Department of Energy Argonne National Laboratory Office of Science NEWTON's Homepage NEWTON's Homepage
NEWTON, Ask A Scientist!
NEWTON Home Page NEWTON Teachers Visit Our Archives Ask A Question How To Ask A Question Question of the Week Our Expert Scientists Volunteer at NEWTON! Frequently Asked Questions Referencing NEWTON About NEWTON About Ask A Scientist Education At Argonne Determining Degree of Polarization
Name: Kelsey
Status: student
Grade: 9-12
Location: NE
Country: N/A
Date: April 2006

Which is more polar water or methanol? How do you know? How can you find out?


Water is more polar than methanol, and I believe is THE most polar solvent.
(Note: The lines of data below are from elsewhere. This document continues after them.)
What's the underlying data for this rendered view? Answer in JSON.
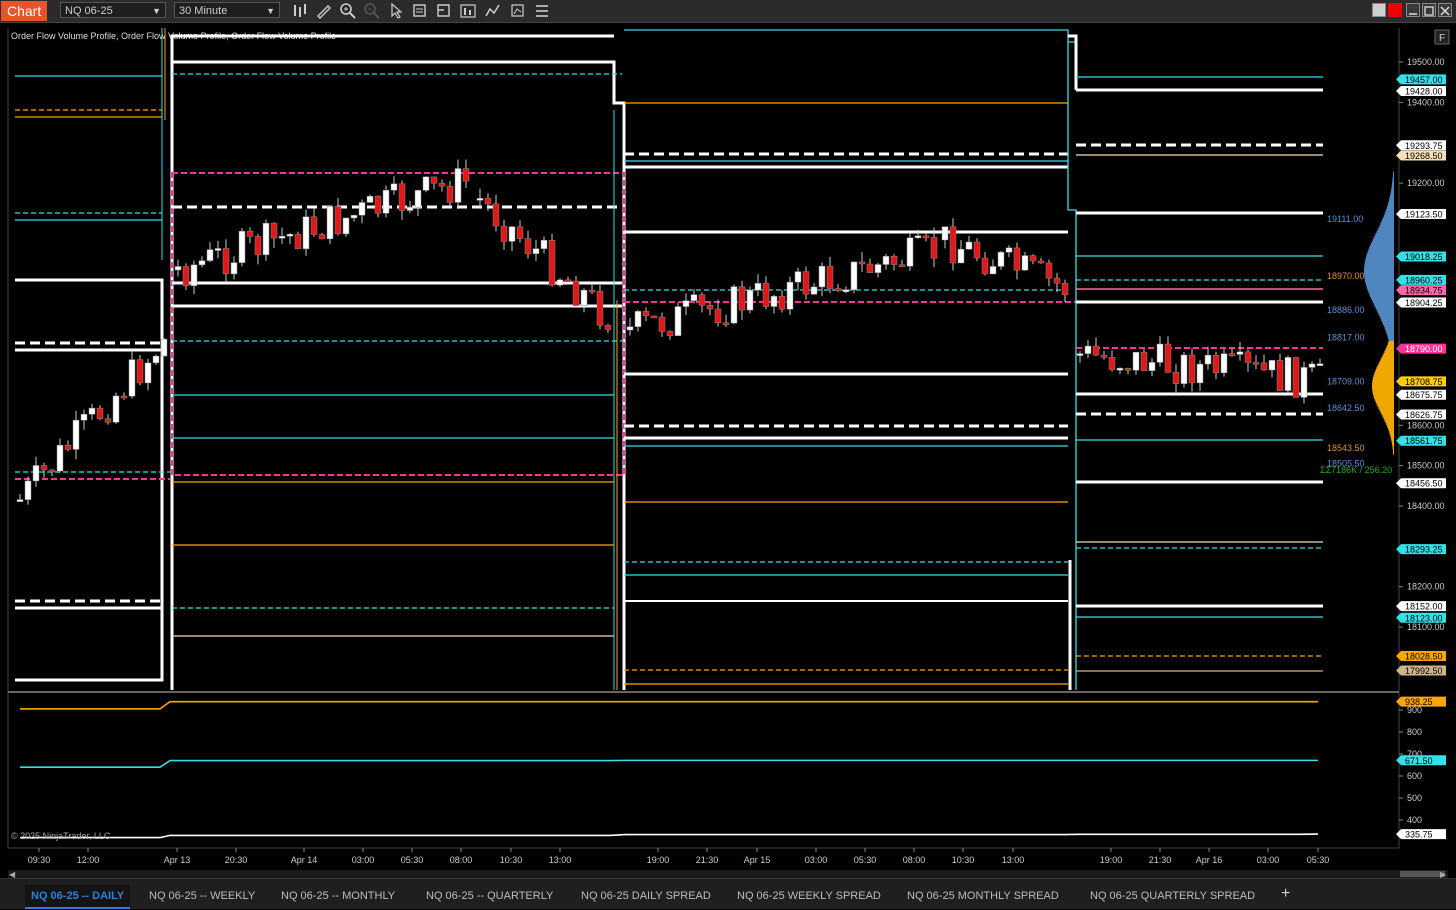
{
  "app": {
    "title": "Chart",
    "instrument": "NQ 06-25",
    "interval": "30 Minute"
  },
  "indicator_label": "Order Flow Volume Profile, Order Flow Volume Profile, Order Flow Volume Profile",
  "copyright": "© 2025 NinjaTrader, LLC",
  "f_button": "F",
  "chart_data": {
    "type": "candlestick",
    "price_axis": {
      "ticks": [
        "19500.00",
        "19400.00",
        "19200.00",
        "18600.00",
        "18500.00",
        "18400.00",
        "18200.00",
        "18100.00"
      ],
      "ylim": [
        18000,
        19600
      ]
    },
    "price_markers": [
      {
        "value": "19457.00",
        "color": "#33e0e8",
        "text": "#000"
      },
      {
        "value": "19428.00",
        "color": "#ffffff",
        "text": "#000"
      },
      {
        "value": "19293.75",
        "color": "#ffffff",
        "text": "#000"
      },
      {
        "value": "19268.50",
        "color": "#f5deb3",
        "text": "#000"
      },
      {
        "value": "19123.50",
        "color": "#ffffff",
        "text": "#000"
      },
      {
        "value": "19018.25",
        "color": "#33e0e8",
        "text": "#000"
      },
      {
        "value": "18960.25",
        "color": "#33e0e8",
        "text": "#000"
      },
      {
        "value": "18934.75",
        "color": "#ff66aa",
        "text": "#000"
      },
      {
        "value": "18904.25",
        "color": "#ffffff",
        "text": "#000"
      },
      {
        "value": "18790.00",
        "color": "#ff3399",
        "text": "#fff"
      },
      {
        "value": "18708.75",
        "color": "#ffcc00",
        "text": "#000"
      },
      {
        "value": "18675.75",
        "color": "#ffffff",
        "text": "#000"
      },
      {
        "value": "18626.75",
        "color": "#ffffff",
        "text": "#000"
      },
      {
        "value": "18561.75",
        "color": "#33e0e8",
        "text": "#000"
      },
      {
        "value": "18456.50",
        "color": "#ffffff",
        "text": "#000"
      },
      {
        "value": "18293.25",
        "color": "#33e0e8",
        "text": "#000"
      },
      {
        "value": "18152.00",
        "color": "#ffffff",
        "text": "#000"
      },
      {
        "value": "18123.00",
        "color": "#33e0e8",
        "text": "#000"
      },
      {
        "value": "18028.50",
        "color": "#ffa500",
        "text": "#000"
      },
      {
        "value": "17992.50",
        "color": "#d2b48c",
        "text": "#000"
      }
    ],
    "profile_labels": [
      {
        "value": "19111.00",
        "color": "#5a8fd6"
      },
      {
        "value": "18970.00",
        "color": "#e0902a"
      },
      {
        "value": "18886.00",
        "color": "#5a8fd6"
      },
      {
        "value": "18817.00",
        "color": "#5a8fd6"
      },
      {
        "value": "18709.00",
        "color": "#5a8fd6"
      },
      {
        "value": "18642.50",
        "color": "#5a8fd6"
      },
      {
        "value": "18543.50",
        "color": "#e0902a"
      },
      {
        "value": "18505.50",
        "color": "#5a8fd6"
      }
    ],
    "volume_summary": "ΣΣ7186K / 256.20",
    "lower_panel": {
      "ticks": [
        "900",
        "800",
        "700",
        "600",
        "500",
        "400"
      ],
      "markers": [
        {
          "value": "938.25",
          "color": "#ffa500"
        },
        {
          "value": "671.50",
          "color": "#33e0e8"
        },
        {
          "value": "335.75",
          "color": "#ffffff"
        }
      ],
      "series": [
        {
          "color": "#ffa500",
          "values": [
            905,
            905,
            938,
            938,
            938,
            938,
            938,
            938,
            938
          ]
        },
        {
          "color": "#33e0e8",
          "values": [
            640,
            640,
            670,
            670,
            671,
            671,
            671,
            671,
            671
          ]
        },
        {
          "color": "#ffffff",
          "values": [
            320,
            320,
            330,
            330,
            334,
            334,
            335,
            335,
            336
          ]
        }
      ]
    },
    "time_axis": [
      "09:30",
      "12:00",
      "Apr 13",
      "20:30",
      "Apr 14",
      "03:00",
      "05:30",
      "08:00",
      "10:30",
      "13:00",
      "19:00",
      "21:30",
      "Apr 15",
      "03:00",
      "05:30",
      "08:00",
      "10:30",
      "13:00",
      "19:00",
      "21:30",
      "Apr 16",
      "03:00",
      "05:30"
    ]
  },
  "tabs": [
    {
      "label": "NQ 06-25 -- DAILY",
      "active": true
    },
    {
      "label": "NQ 06-25 -- WEEKLY",
      "active": false
    },
    {
      "label": "NQ 06-25 -- MONTHLY",
      "active": false
    },
    {
      "label": "NQ 06-25 -- QUARTERLY",
      "active": false
    },
    {
      "label": "NQ 06-25 DAILY SPREAD",
      "active": false
    },
    {
      "label": "NQ 06-25 WEEKLY SPREAD",
      "active": false
    },
    {
      "label": "NQ 06-25 MONTHLY SPREAD",
      "active": false
    },
    {
      "label": "NQ 06-25 QUARTERLY SPREAD",
      "active": false
    }
  ],
  "add_tab": "+"
}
Polarity of a solvent is proportional to the overal dipole of the molecule and dielectric constant, which can be found in the CRC Handbook, or charts like the one listed on this website:

Matt Voss

Unfortunately, "polarity" is one of those chemical terms that is often used carelessly and/or ambiguously. For example, liquid 'A' has a higher boiling (melting) point than liquid 'B'. Therefore, 'A' is more polar than 'B'. In reality boiling (melting) points are a function of many factors. To confuse matters more, "polarity" is sometimes confused with the term "polarizability" which resembles the term "polarity" but is entirely different. First, I will describe "polarizability" although that is not what you asked about, but we need to get it "out of the way".

Polarizability describes the response a molecule experiences when subjected to an external electric field. It pops up in the description of many physical phenomena -- index or refraction, dielectric constant, long range electronic interactions such as van der Waals constants, Raleigh scattering -- is a short list. Qualitatively, it measures "how squishy" the electrons in an atom or molecule are. So for example SCS (carbon disulfide) and OCO (carbon dioxide) are both linear molecules so neither have an electric dipole moment, but the polarizability of SCS and OCO is 8.74 and 2.911, respectively. The units of polarizability have the curious units of 10^-24 cm^3 -- the same units as volume. But that is a result of some fortuitous cancellation of units. Carbon disulfide is a lot more "squishy" than carbon dioxide. The polarizability of water and methanol is 1.45 and 3.29 in the same curious units, respectively. So methanol is more electronically "squishy" than water. Even atoms have "polarizabilities" even though they are spherically symmetric. For example, He and Xe have polarizabilities of 0.2 and 4.0 respectively (again in units of 10^-24 cm^3).

Now on to your question. More commonly, the term "polarity" refers to the permanent asymmetrical distribution of electric charge in a molecule. Linear and/or spherically symmetric molecules have zero dipole moment, as a result of their high symmetry. So atoms and linear molecules have zero permanent electric dipole moments. In the case of water and methanol the dipole moments are 1.855 and 1.70 respectively. The units here are in Debye units. In SI units 1 D = 3.336x10^-30 Coulomb*meters (qualitatively "charge" x "distance). The conversion is so one sided because the Coulomb is a large amount of charge relatively speaking and the meter is a large distance on the molecular scale. So water has the larger permanent electric dipole moment but the average electron cloud is more rigid than methanol as reflected by the smaller polarizability of water vs. methanol.

The CRC Handbook of Chemistry and Physics has rather large tables of both electric dipole moments and polarizabilities. In addition, a "Google" search on those terms will lead you to discussions from the very basic to the very complicated, depending upon how deeply you wish to probe the topics.

Vince Calder

Click here to return to the Chemistry Archives

NEWTON is an electronic community for Science, Math, and Computer Science K-12 Educators, sponsored and operated by Argonne National Laboratory's Educational Programs, Andrew Skipor, Ph.D., Head of Educational Programs.

For assistance with NEWTON contact a System Operator (, or at Argonne's Educational Programs

Educational Programs
Building 360
9700 S. Cass Ave.
Argonne, Illinois
60439-4845, USA
Update: June 2012
Weclome To Newton

Argonne National Laboratory